> _What is required_
Scan the entries below. Return every line that includes "content".

Supplied records: Begin

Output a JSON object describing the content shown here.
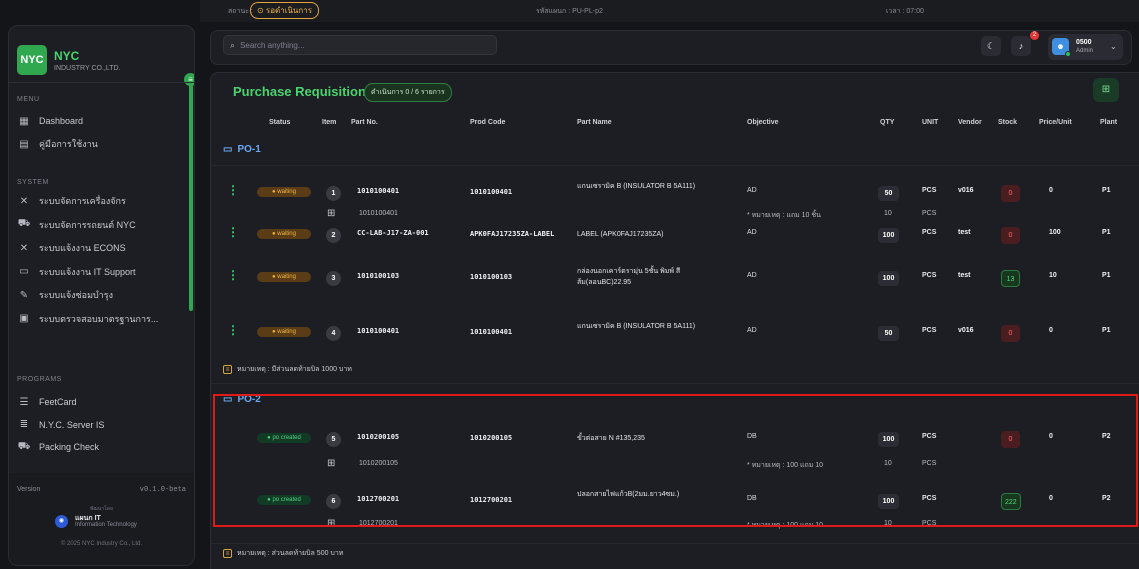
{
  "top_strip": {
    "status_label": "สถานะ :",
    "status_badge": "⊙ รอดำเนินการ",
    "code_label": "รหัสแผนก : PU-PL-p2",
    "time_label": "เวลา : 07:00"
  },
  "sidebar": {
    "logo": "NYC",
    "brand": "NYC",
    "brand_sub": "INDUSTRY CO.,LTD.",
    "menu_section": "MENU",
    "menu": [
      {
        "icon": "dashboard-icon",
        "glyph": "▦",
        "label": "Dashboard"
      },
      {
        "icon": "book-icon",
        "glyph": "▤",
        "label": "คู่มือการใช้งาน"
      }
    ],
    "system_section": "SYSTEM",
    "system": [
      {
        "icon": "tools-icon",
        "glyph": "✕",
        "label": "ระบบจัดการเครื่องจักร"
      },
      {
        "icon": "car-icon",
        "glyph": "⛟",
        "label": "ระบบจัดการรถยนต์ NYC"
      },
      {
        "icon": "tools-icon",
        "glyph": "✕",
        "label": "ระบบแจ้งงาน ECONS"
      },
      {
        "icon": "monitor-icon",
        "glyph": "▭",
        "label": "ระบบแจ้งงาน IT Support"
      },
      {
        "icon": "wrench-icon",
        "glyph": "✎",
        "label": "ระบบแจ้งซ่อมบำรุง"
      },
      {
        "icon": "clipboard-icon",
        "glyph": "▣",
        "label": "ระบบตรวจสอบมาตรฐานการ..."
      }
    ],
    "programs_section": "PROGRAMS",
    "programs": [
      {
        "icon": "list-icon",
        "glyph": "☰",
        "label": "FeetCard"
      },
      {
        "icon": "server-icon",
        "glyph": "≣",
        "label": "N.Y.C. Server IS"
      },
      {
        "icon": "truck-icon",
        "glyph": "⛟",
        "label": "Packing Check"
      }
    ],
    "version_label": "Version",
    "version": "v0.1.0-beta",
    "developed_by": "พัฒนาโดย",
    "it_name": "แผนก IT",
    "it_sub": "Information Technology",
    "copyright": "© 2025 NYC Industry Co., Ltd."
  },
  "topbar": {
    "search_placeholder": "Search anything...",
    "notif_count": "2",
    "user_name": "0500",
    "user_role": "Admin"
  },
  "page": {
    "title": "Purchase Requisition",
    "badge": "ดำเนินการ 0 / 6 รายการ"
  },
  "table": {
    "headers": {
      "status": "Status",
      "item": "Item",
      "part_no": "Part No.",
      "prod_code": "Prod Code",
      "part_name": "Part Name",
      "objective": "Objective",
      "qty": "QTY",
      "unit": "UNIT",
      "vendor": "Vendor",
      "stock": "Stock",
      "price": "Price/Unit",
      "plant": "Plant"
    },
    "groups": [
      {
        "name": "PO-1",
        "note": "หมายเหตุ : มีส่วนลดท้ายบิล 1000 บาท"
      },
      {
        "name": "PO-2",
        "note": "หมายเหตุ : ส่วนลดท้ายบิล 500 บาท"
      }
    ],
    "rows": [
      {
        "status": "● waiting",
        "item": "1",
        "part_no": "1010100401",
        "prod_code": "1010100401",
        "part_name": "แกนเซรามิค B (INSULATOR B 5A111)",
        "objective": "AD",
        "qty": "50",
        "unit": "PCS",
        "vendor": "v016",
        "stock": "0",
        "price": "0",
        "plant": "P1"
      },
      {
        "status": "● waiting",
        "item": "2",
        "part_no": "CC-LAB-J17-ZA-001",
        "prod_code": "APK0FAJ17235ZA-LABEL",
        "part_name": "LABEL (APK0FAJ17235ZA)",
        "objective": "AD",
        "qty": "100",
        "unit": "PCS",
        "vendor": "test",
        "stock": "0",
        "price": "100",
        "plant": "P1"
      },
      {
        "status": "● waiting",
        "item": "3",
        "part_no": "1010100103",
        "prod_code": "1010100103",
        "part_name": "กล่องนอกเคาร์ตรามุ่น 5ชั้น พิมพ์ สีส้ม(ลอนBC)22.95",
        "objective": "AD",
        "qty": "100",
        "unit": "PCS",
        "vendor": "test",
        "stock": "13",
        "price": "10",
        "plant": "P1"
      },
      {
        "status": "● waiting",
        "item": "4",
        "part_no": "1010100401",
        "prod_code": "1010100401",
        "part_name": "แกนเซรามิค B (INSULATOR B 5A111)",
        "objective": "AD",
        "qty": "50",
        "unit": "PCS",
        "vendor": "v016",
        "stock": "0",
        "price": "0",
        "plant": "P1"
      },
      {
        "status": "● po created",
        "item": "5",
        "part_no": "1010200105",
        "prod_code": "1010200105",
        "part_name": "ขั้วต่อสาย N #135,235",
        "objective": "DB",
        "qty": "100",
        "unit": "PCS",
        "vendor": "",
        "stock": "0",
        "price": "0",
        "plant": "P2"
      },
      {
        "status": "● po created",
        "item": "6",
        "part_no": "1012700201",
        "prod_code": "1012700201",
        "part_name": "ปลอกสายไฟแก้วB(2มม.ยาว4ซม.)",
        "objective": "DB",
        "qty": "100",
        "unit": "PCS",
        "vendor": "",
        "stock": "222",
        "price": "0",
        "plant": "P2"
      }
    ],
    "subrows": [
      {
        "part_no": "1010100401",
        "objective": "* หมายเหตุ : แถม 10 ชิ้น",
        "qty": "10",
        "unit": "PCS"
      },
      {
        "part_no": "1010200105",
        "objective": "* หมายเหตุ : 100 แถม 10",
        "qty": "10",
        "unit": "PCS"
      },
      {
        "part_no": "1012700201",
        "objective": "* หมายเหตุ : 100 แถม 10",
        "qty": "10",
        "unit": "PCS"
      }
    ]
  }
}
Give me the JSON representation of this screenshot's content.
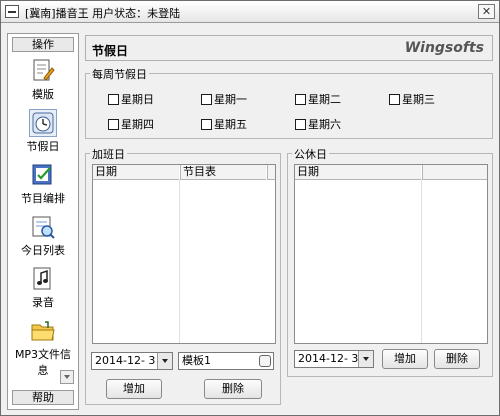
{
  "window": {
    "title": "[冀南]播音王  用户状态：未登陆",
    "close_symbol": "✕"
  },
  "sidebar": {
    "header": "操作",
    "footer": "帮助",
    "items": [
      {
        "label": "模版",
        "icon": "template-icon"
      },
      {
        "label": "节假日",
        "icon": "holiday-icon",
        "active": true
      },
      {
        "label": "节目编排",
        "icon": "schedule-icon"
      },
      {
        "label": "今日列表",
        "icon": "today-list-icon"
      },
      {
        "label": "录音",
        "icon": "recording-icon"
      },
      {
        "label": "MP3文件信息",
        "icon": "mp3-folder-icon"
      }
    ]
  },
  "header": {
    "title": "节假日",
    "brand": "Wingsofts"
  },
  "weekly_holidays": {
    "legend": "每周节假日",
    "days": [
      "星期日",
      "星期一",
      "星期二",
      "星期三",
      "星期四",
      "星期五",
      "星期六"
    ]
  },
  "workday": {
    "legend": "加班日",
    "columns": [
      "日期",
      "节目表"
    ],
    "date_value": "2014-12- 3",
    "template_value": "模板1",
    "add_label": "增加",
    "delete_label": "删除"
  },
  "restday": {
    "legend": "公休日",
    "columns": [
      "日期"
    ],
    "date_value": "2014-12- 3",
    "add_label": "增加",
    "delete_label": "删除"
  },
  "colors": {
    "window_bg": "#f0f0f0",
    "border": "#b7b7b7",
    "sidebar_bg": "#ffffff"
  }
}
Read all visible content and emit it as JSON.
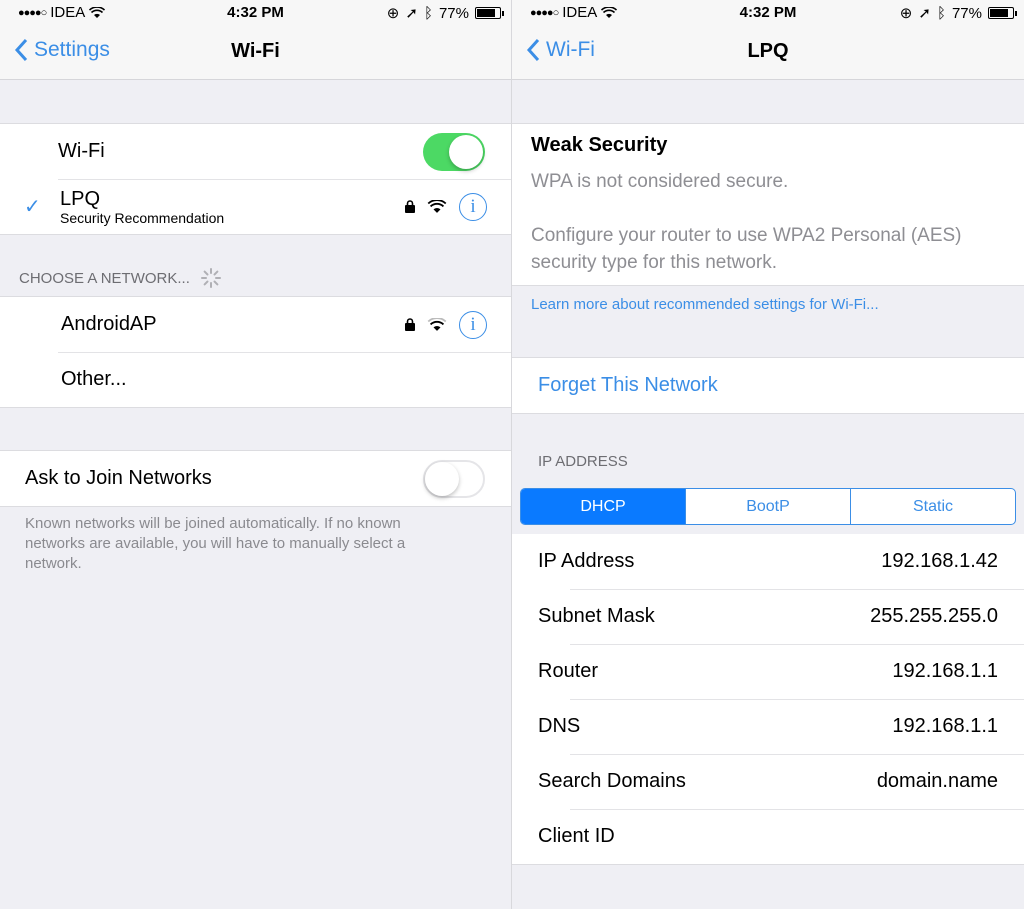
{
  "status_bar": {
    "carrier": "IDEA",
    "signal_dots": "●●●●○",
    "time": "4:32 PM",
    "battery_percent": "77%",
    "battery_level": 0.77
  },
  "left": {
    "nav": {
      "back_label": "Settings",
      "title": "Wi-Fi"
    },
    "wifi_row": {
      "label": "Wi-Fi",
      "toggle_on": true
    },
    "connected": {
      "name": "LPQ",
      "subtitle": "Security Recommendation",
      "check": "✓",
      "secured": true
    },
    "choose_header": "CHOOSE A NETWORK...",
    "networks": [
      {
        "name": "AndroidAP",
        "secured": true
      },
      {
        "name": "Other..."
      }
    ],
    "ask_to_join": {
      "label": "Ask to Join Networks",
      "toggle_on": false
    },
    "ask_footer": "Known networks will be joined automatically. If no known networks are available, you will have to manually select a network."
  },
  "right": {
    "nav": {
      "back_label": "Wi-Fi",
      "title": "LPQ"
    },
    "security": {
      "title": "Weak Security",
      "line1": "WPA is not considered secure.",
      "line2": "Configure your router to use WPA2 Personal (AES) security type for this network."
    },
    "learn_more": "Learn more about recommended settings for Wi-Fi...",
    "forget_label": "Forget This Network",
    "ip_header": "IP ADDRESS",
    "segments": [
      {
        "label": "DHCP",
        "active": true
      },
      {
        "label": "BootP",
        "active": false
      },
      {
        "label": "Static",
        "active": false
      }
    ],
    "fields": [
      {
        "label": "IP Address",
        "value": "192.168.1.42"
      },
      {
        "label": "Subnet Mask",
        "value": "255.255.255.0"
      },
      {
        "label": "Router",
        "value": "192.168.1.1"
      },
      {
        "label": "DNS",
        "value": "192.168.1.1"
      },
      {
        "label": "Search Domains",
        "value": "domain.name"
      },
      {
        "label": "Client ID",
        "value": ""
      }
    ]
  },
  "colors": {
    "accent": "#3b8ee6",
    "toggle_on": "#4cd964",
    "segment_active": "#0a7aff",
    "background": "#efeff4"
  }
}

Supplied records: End

> _The answer_
Output a JSON object describing the content shown here.
Give me the JSON representation of this screenshot's content.
Read all visible content and emit it as JSON.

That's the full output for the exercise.